(App and web page records)
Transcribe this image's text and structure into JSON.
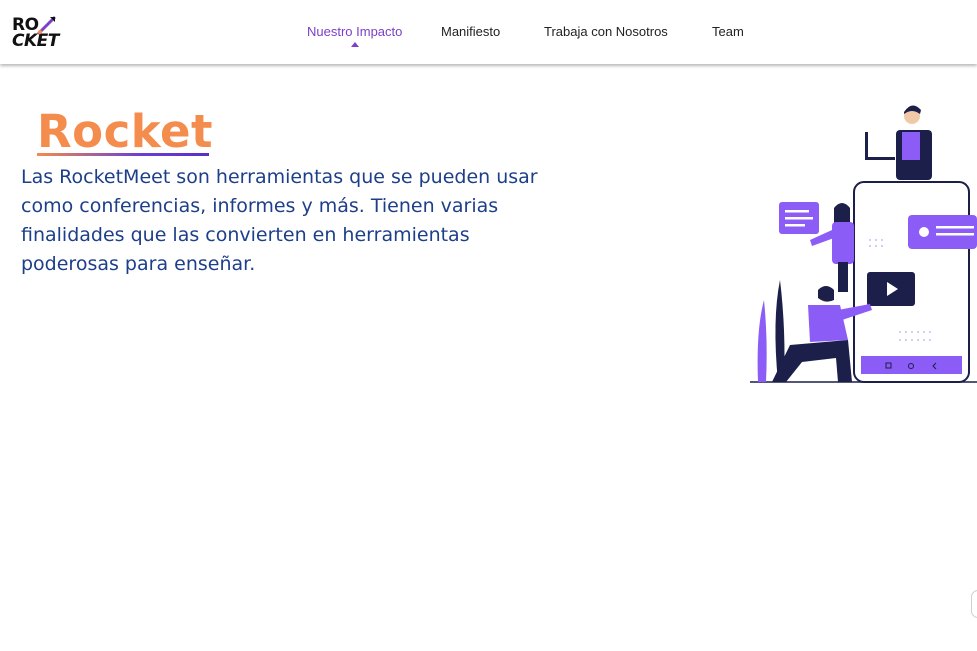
{
  "brand": {
    "logo_line1": "RO",
    "logo_line2": "CKET"
  },
  "nav": {
    "items": [
      {
        "label": "Nuestro Impacto",
        "active": true
      },
      {
        "label": "Manifiesto",
        "active": false
      },
      {
        "label": "Trabaja con Nosotros",
        "active": false
      },
      {
        "label": "Team",
        "active": false
      }
    ]
  },
  "hero": {
    "title": "Rocket",
    "description": "Las RocketMeet son herramientas que se pueden usar como conferencias, informes y más. Tienen varias finalidades que las convierten en herramientas poderosas para enseñar."
  },
  "colors": {
    "accent": "#7b3fc8",
    "title_orange": "#f48c4d",
    "text_blue": "#1d3f8a",
    "illustration_purple": "#8b5cf6",
    "illustration_navy": "#1b1f4a"
  },
  "icons": [
    "rocket-icon",
    "play-icon",
    "laptop-icon",
    "chat-bubble-icon"
  ]
}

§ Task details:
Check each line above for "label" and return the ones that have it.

§ Reply to the exercise:
        "label": "Nuestro Impacto",
        "label": "Manifiesto",
        "label": "Trabaja con Nosotros",
        "label": "Team",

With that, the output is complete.